Content starts

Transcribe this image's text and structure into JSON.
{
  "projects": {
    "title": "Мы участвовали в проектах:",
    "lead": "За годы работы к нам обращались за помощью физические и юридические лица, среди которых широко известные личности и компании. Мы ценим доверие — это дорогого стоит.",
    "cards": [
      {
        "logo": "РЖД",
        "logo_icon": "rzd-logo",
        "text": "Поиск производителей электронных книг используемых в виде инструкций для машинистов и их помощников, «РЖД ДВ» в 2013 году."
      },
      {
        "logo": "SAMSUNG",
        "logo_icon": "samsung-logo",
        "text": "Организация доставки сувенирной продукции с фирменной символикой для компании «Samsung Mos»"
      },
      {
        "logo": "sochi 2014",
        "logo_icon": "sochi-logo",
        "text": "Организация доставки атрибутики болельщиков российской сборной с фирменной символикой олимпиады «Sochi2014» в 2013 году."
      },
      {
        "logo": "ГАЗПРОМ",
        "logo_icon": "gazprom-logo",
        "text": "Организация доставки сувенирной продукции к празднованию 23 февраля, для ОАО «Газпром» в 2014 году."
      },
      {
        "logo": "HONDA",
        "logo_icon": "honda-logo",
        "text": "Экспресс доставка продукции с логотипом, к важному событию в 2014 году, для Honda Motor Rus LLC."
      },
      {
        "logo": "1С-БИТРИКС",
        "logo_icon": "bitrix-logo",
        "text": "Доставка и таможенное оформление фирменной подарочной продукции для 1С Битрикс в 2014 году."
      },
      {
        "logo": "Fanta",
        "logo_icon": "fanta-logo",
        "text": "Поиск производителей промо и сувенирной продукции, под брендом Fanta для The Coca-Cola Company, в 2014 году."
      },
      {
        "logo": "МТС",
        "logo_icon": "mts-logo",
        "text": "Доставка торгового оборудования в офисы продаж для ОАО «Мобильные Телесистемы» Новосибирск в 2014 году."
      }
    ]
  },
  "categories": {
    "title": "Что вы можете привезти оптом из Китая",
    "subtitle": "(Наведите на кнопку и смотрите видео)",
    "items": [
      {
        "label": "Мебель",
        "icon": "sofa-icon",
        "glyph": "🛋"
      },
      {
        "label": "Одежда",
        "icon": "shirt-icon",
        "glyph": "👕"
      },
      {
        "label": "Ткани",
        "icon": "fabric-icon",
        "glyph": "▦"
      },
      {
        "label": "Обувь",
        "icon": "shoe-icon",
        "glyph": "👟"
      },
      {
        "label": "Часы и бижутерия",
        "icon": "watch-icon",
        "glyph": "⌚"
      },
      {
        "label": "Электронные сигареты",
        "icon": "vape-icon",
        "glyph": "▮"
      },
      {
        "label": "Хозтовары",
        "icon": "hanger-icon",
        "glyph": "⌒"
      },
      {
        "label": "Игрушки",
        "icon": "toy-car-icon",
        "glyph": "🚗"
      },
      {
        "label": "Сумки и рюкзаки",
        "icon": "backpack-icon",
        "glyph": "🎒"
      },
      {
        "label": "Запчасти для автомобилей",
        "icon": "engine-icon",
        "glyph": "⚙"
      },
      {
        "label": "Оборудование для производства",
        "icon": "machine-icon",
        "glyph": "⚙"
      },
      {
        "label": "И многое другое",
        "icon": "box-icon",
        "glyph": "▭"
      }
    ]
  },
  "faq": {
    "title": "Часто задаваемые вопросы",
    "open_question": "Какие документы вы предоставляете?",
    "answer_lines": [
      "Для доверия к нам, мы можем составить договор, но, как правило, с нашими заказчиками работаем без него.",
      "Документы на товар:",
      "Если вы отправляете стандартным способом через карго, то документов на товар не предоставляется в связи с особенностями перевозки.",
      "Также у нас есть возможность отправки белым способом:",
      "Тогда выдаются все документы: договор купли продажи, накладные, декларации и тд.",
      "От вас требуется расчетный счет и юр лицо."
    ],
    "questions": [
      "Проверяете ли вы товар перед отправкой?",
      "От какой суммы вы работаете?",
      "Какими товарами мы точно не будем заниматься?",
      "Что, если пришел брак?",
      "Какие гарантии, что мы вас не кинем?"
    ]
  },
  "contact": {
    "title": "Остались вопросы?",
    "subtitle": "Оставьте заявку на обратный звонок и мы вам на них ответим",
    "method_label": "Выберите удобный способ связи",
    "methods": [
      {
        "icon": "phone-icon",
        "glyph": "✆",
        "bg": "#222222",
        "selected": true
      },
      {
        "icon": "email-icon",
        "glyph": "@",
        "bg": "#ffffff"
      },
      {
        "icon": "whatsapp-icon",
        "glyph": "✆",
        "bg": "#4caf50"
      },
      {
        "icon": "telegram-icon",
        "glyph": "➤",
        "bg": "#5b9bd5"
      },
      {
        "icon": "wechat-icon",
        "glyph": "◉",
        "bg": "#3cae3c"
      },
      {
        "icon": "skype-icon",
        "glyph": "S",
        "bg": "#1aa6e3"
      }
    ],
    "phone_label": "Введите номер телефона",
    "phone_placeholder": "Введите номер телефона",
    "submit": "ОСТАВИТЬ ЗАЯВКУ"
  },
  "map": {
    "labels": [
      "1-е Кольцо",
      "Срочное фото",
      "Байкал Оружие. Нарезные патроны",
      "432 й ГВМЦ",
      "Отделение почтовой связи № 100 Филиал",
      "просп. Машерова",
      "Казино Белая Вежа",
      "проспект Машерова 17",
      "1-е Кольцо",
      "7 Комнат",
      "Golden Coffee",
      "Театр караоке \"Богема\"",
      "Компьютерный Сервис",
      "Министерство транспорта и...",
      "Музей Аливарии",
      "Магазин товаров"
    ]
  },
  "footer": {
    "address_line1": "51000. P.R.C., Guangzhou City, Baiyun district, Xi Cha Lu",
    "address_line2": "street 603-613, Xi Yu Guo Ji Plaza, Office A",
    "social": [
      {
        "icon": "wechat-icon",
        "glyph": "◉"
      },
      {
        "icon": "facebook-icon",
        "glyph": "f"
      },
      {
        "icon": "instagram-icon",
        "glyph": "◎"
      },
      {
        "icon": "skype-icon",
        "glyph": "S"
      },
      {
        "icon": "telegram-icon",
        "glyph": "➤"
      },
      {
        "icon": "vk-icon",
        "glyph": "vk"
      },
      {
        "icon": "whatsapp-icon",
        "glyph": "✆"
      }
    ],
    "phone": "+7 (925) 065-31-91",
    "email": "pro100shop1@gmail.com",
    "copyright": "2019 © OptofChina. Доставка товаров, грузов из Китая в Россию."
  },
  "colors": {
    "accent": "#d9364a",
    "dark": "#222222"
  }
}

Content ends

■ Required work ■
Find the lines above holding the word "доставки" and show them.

■ Exercise solution ■
        "text": "Организация доставки сувенирной продукции с фирменной символикой для компании «Samsung Mos»"
        "text": "Организация доставки атрибутики болельщиков российской сборной с фирменной символикой олимпиады «Sochi2014» в 2013 году."
        "text": "Организация доставки сувенирной продукции к празднованию 23 февраля, для ОАО «Газпром» в 2014 году."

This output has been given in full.